- Sales, V. L., Mettler, B. A., Lopez-Ilasaca, M., Johnson Jr, J. A., & Mayer Jr., J. E. (2007). Endothelial progenitor and mesenchymal stem cell-derived cells persist in tissue-engineered patch in vivo: Application of green and red fluorescent protein-expressing retroviral vector. Tissue Engineering, 13, 525–535. doi: 10.1089/ten.2006.0128.PubMedCrossRefGoogle Scholar
- Schenke-Layland, K., Riemann, I., Damour, O., Stock, U. A., & Konig, K. (2006). Two-photon microscopes and in vivo multiphoton tomographs—Powerful diagnostic tools for tissue engineering and drug delivery. Advanced Drug Delivery Reviews, 58, 878–896. doi: 10.1016/j.addr.2006.07.004.PubMedCrossRefGoogle Scholar

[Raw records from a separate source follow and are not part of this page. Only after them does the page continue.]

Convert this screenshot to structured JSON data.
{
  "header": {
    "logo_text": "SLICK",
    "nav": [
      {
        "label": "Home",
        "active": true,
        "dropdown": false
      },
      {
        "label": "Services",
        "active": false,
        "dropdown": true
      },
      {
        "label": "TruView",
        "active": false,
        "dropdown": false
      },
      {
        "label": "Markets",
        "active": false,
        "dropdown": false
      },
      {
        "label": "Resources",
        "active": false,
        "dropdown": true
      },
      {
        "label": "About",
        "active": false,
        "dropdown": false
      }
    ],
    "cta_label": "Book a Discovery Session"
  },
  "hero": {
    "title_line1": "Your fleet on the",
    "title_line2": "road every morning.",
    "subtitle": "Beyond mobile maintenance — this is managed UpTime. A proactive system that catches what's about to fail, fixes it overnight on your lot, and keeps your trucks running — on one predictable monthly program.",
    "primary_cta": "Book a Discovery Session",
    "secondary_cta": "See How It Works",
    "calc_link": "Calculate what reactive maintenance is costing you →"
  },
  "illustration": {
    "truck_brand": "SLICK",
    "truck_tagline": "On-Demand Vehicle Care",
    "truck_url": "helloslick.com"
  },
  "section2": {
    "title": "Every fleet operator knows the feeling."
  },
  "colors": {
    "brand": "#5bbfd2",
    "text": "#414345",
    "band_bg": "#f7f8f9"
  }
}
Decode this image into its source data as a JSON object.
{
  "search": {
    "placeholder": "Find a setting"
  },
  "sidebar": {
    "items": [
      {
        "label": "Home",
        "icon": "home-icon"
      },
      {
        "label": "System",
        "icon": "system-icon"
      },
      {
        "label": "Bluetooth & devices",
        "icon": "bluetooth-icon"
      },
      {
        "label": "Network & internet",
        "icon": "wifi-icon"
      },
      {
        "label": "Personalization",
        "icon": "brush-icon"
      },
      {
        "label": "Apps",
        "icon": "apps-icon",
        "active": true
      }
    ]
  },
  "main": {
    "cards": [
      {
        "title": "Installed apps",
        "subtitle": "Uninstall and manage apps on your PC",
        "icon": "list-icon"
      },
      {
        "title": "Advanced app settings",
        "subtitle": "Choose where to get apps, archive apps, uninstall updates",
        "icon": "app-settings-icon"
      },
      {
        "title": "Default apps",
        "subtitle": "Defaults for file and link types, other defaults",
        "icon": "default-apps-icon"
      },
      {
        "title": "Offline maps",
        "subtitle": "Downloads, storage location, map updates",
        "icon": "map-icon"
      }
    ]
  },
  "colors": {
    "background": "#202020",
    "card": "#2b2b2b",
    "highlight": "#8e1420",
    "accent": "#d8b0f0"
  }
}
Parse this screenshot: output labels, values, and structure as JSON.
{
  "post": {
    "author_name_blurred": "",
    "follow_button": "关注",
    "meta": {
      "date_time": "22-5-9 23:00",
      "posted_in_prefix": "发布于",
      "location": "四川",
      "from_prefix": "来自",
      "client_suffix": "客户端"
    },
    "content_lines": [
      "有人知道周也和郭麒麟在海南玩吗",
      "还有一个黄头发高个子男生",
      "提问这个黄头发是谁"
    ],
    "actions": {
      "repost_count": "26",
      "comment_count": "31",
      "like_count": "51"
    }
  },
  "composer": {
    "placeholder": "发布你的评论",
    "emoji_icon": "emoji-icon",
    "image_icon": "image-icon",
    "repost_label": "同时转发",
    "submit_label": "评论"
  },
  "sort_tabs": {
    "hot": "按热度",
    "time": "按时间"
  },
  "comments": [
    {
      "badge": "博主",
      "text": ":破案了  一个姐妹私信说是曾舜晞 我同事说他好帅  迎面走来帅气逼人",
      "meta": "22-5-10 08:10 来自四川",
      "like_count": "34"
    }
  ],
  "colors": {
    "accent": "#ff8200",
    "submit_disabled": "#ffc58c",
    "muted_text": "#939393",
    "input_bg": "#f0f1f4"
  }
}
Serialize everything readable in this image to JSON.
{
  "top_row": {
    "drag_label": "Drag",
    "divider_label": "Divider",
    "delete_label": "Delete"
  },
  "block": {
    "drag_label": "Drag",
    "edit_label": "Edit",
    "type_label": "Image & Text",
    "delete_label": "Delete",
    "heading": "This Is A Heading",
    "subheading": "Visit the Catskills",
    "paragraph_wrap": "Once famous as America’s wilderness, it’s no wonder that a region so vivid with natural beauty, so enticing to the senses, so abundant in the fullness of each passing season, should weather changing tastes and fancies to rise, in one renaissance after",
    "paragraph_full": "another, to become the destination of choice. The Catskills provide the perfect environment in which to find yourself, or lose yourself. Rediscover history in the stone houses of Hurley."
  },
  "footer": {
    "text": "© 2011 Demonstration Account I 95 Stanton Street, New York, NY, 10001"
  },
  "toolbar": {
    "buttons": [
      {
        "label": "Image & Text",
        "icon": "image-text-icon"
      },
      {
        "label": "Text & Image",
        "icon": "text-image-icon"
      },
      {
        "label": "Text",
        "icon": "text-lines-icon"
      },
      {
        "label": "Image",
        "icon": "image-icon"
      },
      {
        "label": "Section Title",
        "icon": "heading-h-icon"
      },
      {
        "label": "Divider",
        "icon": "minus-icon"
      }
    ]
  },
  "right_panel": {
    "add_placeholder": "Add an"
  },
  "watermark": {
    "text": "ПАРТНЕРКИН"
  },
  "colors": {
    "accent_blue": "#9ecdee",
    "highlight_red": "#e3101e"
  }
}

- Simons, D. M., Gardner, E. M., & Lelkes, P. I. (2006). Dynamic culture in a rotating-wall vessel bioreactor differentially inhibits murine T-lymphocyte activation by mitogenic stimuli upon return to static conditions in a time-dependent manner. Journal of Applied Polymer Science, 100, 1287–1292. doi: 10.1152/japplphysiol.00887.2005.Google Scholar
- Takman, R., Jiang, H., Schaefer, E., Levine, R. A., & Lazarovici, P. (2004). Nerve growth factor pretreatment attenuates oxygen and glucose deprivation-induced c-Jun amino-terminal kinase 1 and stress-activated kinases p38alpha and p38beta activation and confers neuroprotection in the pheochromocytoma PC12 Model. Journal of Molecular Neuroscience, 22, 237–250. doi: 10.1385/JMN:22:3:237.PubMedCrossRefGoogle Scholar
- Tatard, V. M., Venier-Julienne, M. C., Benoit, J. P., Menei, P., & Montero-Menei, C. N. (2004). In vivo evaluation of pharmacologically active microcarriers releasing nerve growth factor and conveying PC12 cells. Cell Transplantation, 13, 573–583. doi: 10.3727/000000004783983675.PubMedCrossRefGoogle Scholar